16th August, 2019

Homily for St Laurence

St Laurence

Please see below Fr Gabriel's Homily for the Patronal Solemnity of St Laurence.

We celebrate today in great joy and thanksgiving, as we do every year, the feast of our patron St Laurence, deacon and martyr, asking his prayers that we enter with yet greater fidelity into our own vocation as individual monks and as a community who bear his name.

Jesus says, according to today’s gospel, that wherever he is, his servant will be there too. He says this at the point in John’s gospel, just after he has entered Jerusalem and in a section foretelling his death, which for the Fourth Gospel is also his glorification: now is the Son of Man glorified, now the seed falls into the earth and dies that it may yield a rich harvest, now he who hates his life in this world keeps it for eternal life. Seeing his death as a glorification in no way diminishes the terror, the pain and agony of the ‘lifting up’ by which it will be accomplished.

Wherever I am, my servant – my deacon (diakonos) - will be there too and he too, like me, must lose his life to find it. St Laurence is a saint, who somewhat like St Francis, seems to have his power from the particular intensity, albeit shared by all the saints, of his likeness to Christ, by his powerful being where Christ is. Hence perhaps the nine churches dedicated to him in Rome, in some cases marking the stages of his condemnation, imprisonment, death and burial, and the two hundred dedications in medieval England and many more besides in other places. Laurence acquires his power, it may be, from his being conformed to Christ, through the way in which he shows us what it means to be with Christ where he is, to share in Christ, to become Christ.

This is a much deeper identification than a mere likeness or similarity, still less a want of imagination in legend tellers to find novelty, something new or different. It is ‘in Christ’ as Christ, that Laurence gives sight to a blind man. It is ‘in Christ’ as Christ that he told the prefect that the poor are the true treasures of the Church. It is ‘in Christ’ becoming the perfect Christ that his apparent jest about being well cooked, seems to point more deeply and truly to Christ who is the true food of the world. Laurence is where Christ is.

We claim Laurence as patron that we, like him, may be where Christ is, that we be his servants, his deacons, who become him and are offered with him, food for the world.
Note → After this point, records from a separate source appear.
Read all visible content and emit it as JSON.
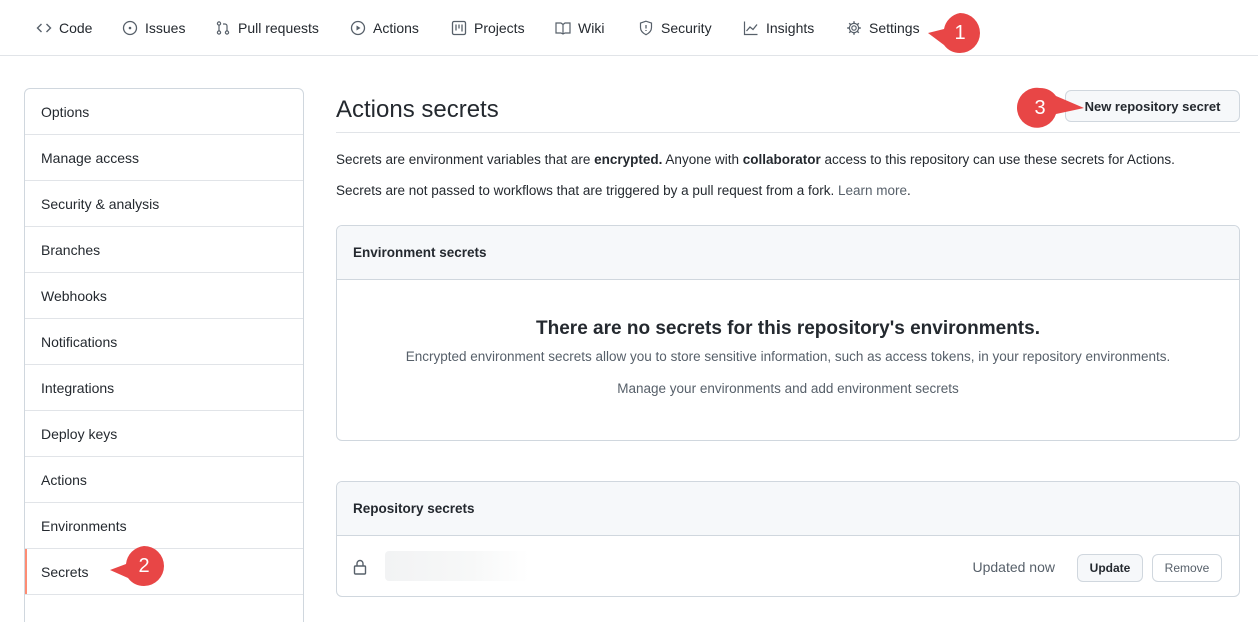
{
  "nav": {
    "tabs": [
      {
        "label": "Code",
        "icon": "code-icon"
      },
      {
        "label": "Issues",
        "icon": "issue-icon"
      },
      {
        "label": "Pull requests",
        "icon": "pull-request-icon"
      },
      {
        "label": "Actions",
        "icon": "play-icon"
      },
      {
        "label": "Projects",
        "icon": "project-icon"
      },
      {
        "label": "Wiki",
        "icon": "book-icon"
      },
      {
        "label": "Security",
        "icon": "shield-icon"
      },
      {
        "label": "Insights",
        "icon": "graph-icon"
      },
      {
        "label": "Settings",
        "icon": "gear-icon"
      }
    ]
  },
  "sidebar": {
    "items": [
      {
        "label": "Options"
      },
      {
        "label": "Manage access"
      },
      {
        "label": "Security & analysis"
      },
      {
        "label": "Branches"
      },
      {
        "label": "Webhooks"
      },
      {
        "label": "Notifications"
      },
      {
        "label": "Integrations"
      },
      {
        "label": "Deploy keys"
      },
      {
        "label": "Actions"
      },
      {
        "label": "Environments"
      },
      {
        "label": "Secrets"
      }
    ],
    "selected": "Secrets"
  },
  "main": {
    "title": "Actions secrets",
    "new_secret_button": "New repository secret",
    "desc1": {
      "part1": "Secrets are environment variables that are ",
      "bold1": "encrypted.",
      "part2": " Anyone with ",
      "bold2": "collaborator",
      "part3": " access to this repository can use these secrets for Actions."
    },
    "desc2": {
      "text": "Secrets are not passed to workflows that are triggered by a pull request from a fork. ",
      "link": "Learn more",
      "end": "."
    },
    "env_secrets": {
      "header": "Environment secrets",
      "blank_title": "There are no secrets for this repository's environments.",
      "blank_text": "Encrypted environment secrets allow you to store sensitive information, such as access tokens, in your repository environments.",
      "manage_text": "Manage your environments and add environment secrets"
    },
    "repo_secrets": {
      "header": "Repository secrets",
      "status": "Updated now",
      "update_button": "Update",
      "remove_button": "Remove"
    }
  },
  "callouts": [
    "1",
    "2",
    "3"
  ],
  "colors": {
    "callout_red": "#e84646",
    "selected_marker": "#fd8c73"
  }
}
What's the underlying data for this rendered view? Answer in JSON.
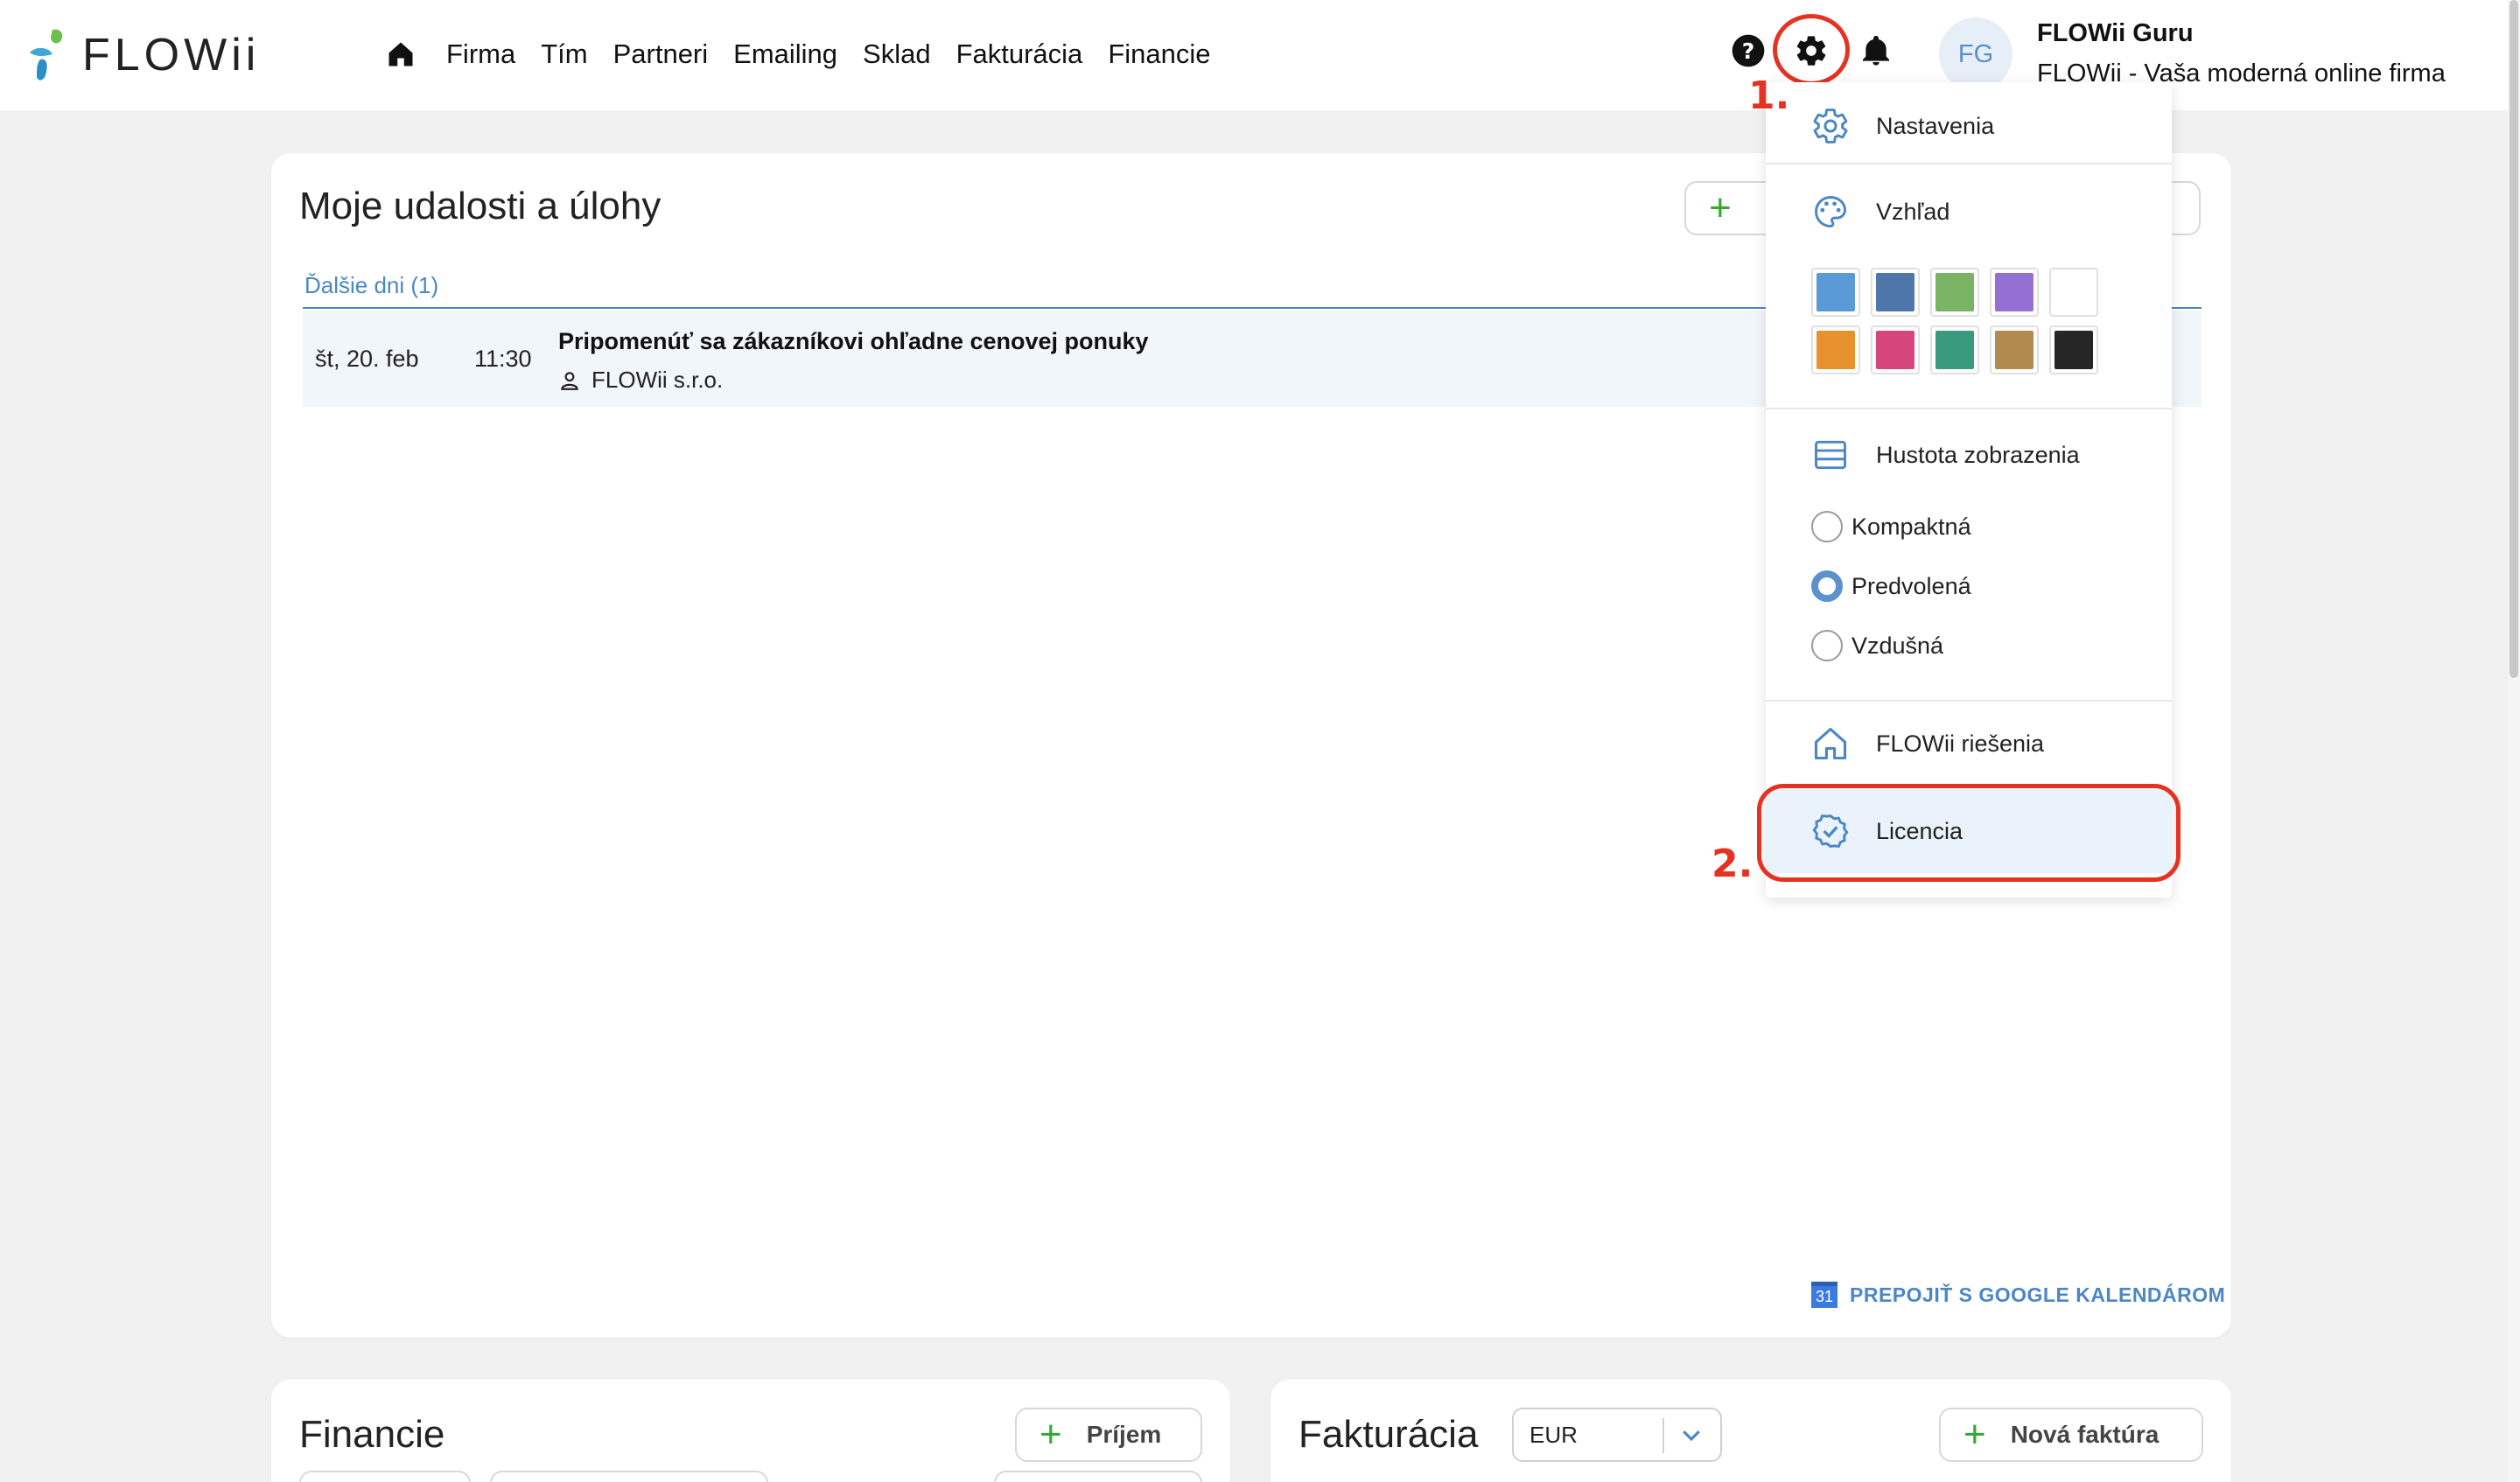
{
  "header": {
    "logo_text": "FLOWii",
    "nav": [
      "Firma",
      "Tím",
      "Partneri",
      "Emailing",
      "Sklad",
      "Fakturácia",
      "Financie"
    ],
    "user": {
      "initials": "FG",
      "name": "FLOWii Guru",
      "company": "FLOWii - Vaša moderná online firma"
    },
    "icons": [
      "home-icon",
      "help-icon",
      "gear-icon",
      "bell-icon"
    ]
  },
  "annotations": {
    "step1": "1.",
    "step2": "2.",
    "color": "#e53221"
  },
  "events": {
    "title": "Moje udalosti a úlohy",
    "section": "Ďalšie dni (1)",
    "items": [
      {
        "date": "št, 20. feb",
        "time": "11:30",
        "title": "Pripomenúť sa zákazníkovi ohľadne cenovej ponuky",
        "company": "FLOWii s.r.o."
      }
    ],
    "google_link": "PREPOJIŤ S GOOGLE KALENDÁROM",
    "gcal_icon_text": "31"
  },
  "finance": {
    "title": "Financie",
    "income_button": "Príjem"
  },
  "invoicing": {
    "title": "Fakturácia",
    "currency": "EUR",
    "new_invoice_button": "Nová faktúra"
  },
  "settings_menu": {
    "nastavenia": "Nastavenia",
    "vzhlad": "Vzhľad",
    "colors": [
      "#5a9bd7",
      "#4e76ab",
      "#78b464",
      "#9470d4",
      "#ffffff",
      "#e8922e",
      "#d6457c",
      "#3a9a7e",
      "#b08a4e",
      "#262626"
    ],
    "density_label": "Hustota zobrazenia",
    "density_options": [
      "Kompaktná",
      "Predvolená",
      "Vzdušná"
    ],
    "density_selected": "Predvolená",
    "solutions": "FLOWii riešenia",
    "license": "Licencia"
  },
  "accent": "#4b86c6"
}
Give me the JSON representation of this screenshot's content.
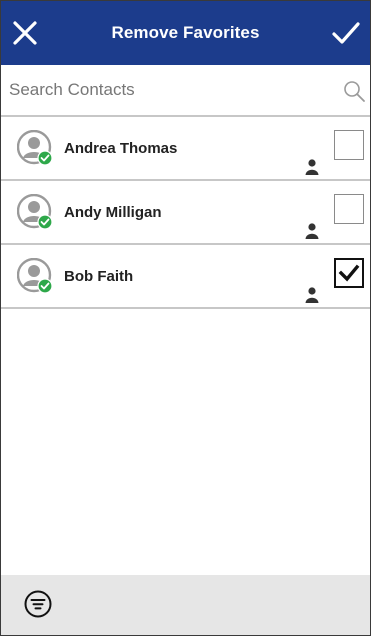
{
  "header": {
    "title": "Remove Favorites",
    "close_icon": "close-icon",
    "confirm_icon": "checkmark-icon",
    "background": "#1c3c8c"
  },
  "search": {
    "placeholder": "Search Contacts",
    "value": "",
    "icon": "search-icon"
  },
  "contacts": [
    {
      "name": "Andrea Thomas",
      "status": "available",
      "selected": false
    },
    {
      "name": "Andy Milligan",
      "status": "available",
      "selected": false
    },
    {
      "name": "Bob Faith",
      "status": "available",
      "selected": true
    }
  ],
  "footer": {
    "filter_icon": "filter-icon",
    "background": "#e6e6e6"
  },
  "colors": {
    "status_available": "#2ea84a",
    "avatar_gray": "#9a9a9a"
  }
}
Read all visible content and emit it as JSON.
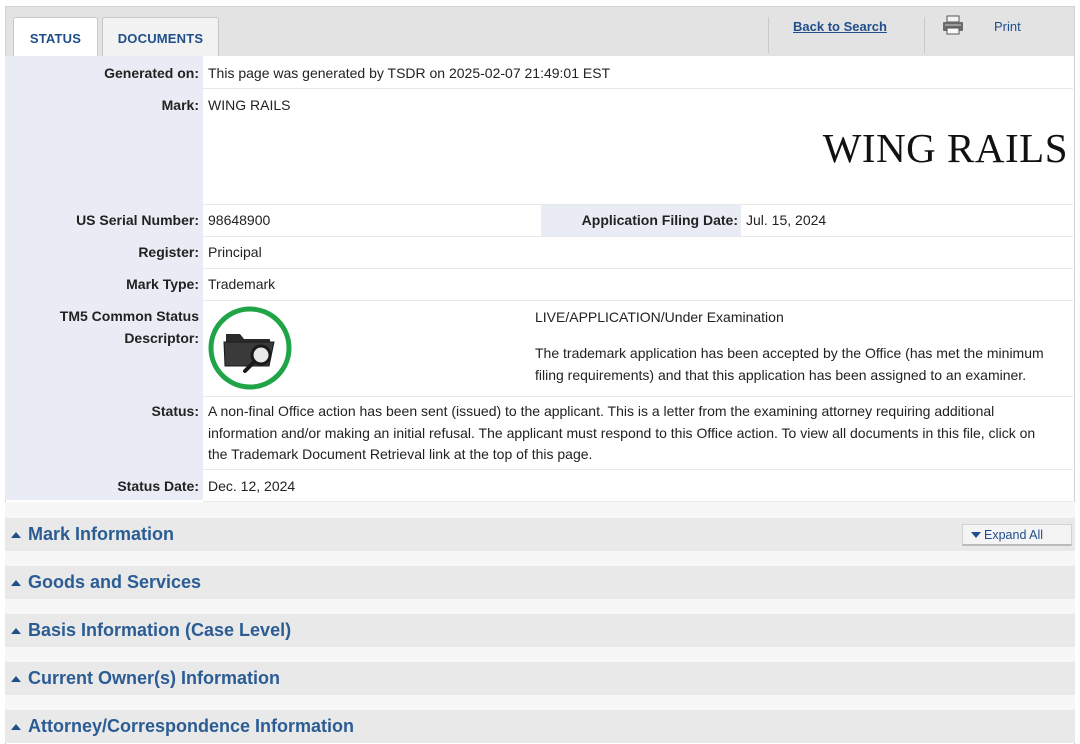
{
  "tabs": {
    "status": "STATUS",
    "documents": "DOCUMENTS"
  },
  "toolbar": {
    "back_to_search": "Back to Search",
    "print": "Print",
    "print_icon": "printer-icon"
  },
  "fields": {
    "generated_on": {
      "label": "Generated on:",
      "value": "This page was generated by TSDR on 2025-02-07 21:49:01 EST"
    },
    "mark": {
      "label": "Mark:",
      "value": "WING RAILS",
      "image_text": "WING RAILS"
    },
    "serial": {
      "label": "US Serial Number:",
      "value": "98648900"
    },
    "filing_date": {
      "label": "Application Filing Date:",
      "value": "Jul. 15, 2024"
    },
    "register": {
      "label": "Register:",
      "value": "Principal"
    },
    "mark_type": {
      "label": "Mark Type:",
      "value": "Trademark"
    },
    "tm5": {
      "label_line1": "TM5 Common Status",
      "label_line2": "Descriptor:",
      "icon": "folder-search-icon",
      "icon_ring_color": "#1fa447",
      "status_line": "LIVE/APPLICATION/Under Examination",
      "description_line1": "The trademark application has been accepted by the Office (has met the minimum",
      "description_line2": "filing requirements) and that this application has been assigned to an examiner."
    },
    "status": {
      "label": "Status:",
      "line1": "A non-final Office action has been sent (issued) to the applicant. This is a letter from the examining attorney requiring additional",
      "line2": "information and/or making an initial refusal. The applicant must respond to this Office action. To view all documents in this file, click on",
      "line3": "the Trademark Document Retrieval link at the top of this page."
    },
    "status_date": {
      "label": "Status Date:",
      "value": "Dec. 12, 2024"
    }
  },
  "sections": [
    {
      "title": "Mark Information"
    },
    {
      "title": "Goods and Services"
    },
    {
      "title": "Basis Information (Case Level)"
    },
    {
      "title": "Current Owner(s) Information"
    },
    {
      "title": "Attorney/Correspondence Information"
    }
  ],
  "expand_all": "Expand All",
  "colors": {
    "link": "#1f4e8a",
    "section_title": "#2b5c94",
    "label_column": "#e9ecf4",
    "section_bg": "#e9e9e9"
  }
}
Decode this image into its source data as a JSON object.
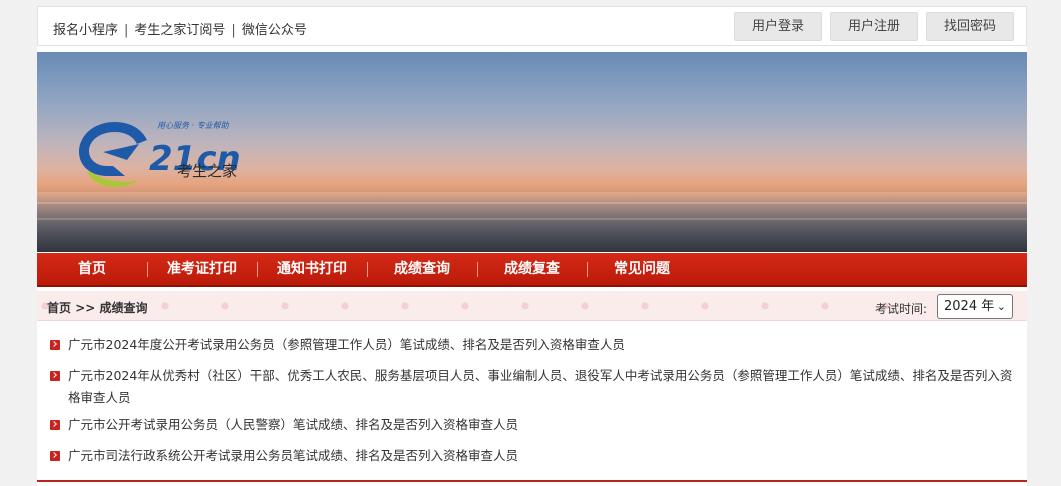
{
  "top_links": [
    "报名小程序",
    "考生之家订阅号",
    "微信公众号"
  ],
  "top_buttons": {
    "login": "用户登录",
    "register": "用户注册",
    "recover": "找回密码"
  },
  "logo": {
    "text": "21cn",
    "cn": "考生之家",
    "slogan": "用心服务 · 专业帮助"
  },
  "nav": [
    "首页",
    "准考证打印",
    "通知书打印",
    "成绩查询",
    "成绩复查",
    "常见问题"
  ],
  "breadcrumb": {
    "home": "首页",
    "arrow": ">>",
    "current": "成绩查询"
  },
  "exam_time": {
    "label": "考试时间:",
    "selected": "2024 年"
  },
  "items": [
    "广元市2024年度公开考试录用公务员（参照管理工作人员）笔试成绩、排名及是否列入资格审查人员",
    "广元市2024年从优秀村（社区）干部、优秀工人农民、服务基层项目人员、事业编制人员、退役军人中考试录用公务员（参照管理工作人员）笔试成绩、排名及是否列入资格审查人员",
    "广元市公开考试录用公务员（人民警察）笔试成绩、排名及是否列入资格审查人员",
    "广元市司法行政系统公开考试录用公务员笔试成绩、排名及是否列入资格审查人员"
  ],
  "colors": {
    "nav_red": "#c8231c",
    "crumb_bg": "#fbecec",
    "logo_blue": "#1e5aa8",
    "logo_green": "#a8c83a"
  }
}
It means taking a stand, being involved in a confrontation, a battle, in which we are not adored, praised and petted on all sides. Seeking such, should we do so, let us be warned, we have had our reward.

The three young men in the book of Daniel who refuse to bow down before the statue the king has made and are thrown into the burning fiery furnace say impudently, daringly and defiantly: ‘Your question hardly requires an answer; if our God, the one we serve, is able to save us from the burning fiery furnace and from your power, O king, he will save us; and even if he does not then you must know, O king, that we will not serve your god or worship the statue you have erected’. They fall headlong into the fire, but they are unharmed down to the individual hairs on their head. They walk in the fire and they sing a psalm of praise. Sing a psalm. And there is a fourth who walks with them, who looks like a son of the gods.

We, sons of St Laurence, may not be short of analogues for the burning fiery furnace, albeit at times poor sons that we be, not for the same high principle or moral high ground. May he nonetheless, upon whom we call, look on us and aid us with his prayers that we may, according to our vocation, sing our due psalm of praise in the midst of the fire.